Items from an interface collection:
_ _ _
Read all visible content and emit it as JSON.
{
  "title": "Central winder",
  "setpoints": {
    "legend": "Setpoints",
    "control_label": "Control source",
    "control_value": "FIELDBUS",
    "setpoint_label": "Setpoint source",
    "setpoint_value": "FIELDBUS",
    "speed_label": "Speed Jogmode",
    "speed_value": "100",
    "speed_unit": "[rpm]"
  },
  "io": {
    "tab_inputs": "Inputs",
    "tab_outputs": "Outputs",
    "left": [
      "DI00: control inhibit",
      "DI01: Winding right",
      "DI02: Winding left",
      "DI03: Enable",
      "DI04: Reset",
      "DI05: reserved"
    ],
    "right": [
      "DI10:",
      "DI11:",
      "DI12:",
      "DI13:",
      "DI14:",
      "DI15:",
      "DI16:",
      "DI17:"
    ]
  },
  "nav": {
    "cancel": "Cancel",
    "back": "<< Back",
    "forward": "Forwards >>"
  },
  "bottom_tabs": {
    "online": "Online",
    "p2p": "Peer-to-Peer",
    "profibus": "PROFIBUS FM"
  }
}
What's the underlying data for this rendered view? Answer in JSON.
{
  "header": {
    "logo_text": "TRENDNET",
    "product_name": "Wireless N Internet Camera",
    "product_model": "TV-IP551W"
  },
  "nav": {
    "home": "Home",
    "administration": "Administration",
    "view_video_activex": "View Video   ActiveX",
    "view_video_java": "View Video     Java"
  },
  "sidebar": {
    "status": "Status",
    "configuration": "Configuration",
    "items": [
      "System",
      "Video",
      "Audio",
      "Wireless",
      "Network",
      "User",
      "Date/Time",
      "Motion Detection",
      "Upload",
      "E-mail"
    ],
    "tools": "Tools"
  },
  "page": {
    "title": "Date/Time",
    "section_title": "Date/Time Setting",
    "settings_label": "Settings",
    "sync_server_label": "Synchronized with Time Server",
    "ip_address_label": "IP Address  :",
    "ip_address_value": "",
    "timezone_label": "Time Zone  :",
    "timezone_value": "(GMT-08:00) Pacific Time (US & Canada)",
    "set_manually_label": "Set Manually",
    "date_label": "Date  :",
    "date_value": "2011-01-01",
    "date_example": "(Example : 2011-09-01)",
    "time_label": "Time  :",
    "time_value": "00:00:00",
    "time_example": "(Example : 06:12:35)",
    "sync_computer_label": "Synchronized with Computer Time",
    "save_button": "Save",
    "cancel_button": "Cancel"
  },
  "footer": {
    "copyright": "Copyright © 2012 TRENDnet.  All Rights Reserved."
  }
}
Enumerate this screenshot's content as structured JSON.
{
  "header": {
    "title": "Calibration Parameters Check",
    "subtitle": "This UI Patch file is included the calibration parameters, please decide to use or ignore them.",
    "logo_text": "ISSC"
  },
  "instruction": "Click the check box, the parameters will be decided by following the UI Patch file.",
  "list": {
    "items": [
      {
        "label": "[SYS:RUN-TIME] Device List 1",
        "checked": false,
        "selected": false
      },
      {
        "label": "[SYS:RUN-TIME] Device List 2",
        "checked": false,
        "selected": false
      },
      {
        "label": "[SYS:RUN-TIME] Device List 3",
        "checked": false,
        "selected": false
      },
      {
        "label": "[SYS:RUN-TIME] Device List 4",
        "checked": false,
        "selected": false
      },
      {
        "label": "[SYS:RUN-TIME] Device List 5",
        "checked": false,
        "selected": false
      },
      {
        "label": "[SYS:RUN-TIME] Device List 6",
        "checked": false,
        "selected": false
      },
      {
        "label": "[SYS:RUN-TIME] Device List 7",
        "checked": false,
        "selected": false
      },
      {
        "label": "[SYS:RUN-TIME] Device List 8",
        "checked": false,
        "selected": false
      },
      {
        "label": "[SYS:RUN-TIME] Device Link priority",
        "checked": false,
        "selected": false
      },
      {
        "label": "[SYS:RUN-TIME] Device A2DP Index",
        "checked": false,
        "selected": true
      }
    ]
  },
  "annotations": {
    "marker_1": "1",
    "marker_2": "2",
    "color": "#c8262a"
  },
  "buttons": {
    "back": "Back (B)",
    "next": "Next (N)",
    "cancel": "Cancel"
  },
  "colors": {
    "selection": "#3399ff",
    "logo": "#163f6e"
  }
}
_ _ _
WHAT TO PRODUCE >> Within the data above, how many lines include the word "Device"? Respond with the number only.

EXPECTED ANSWER >> 10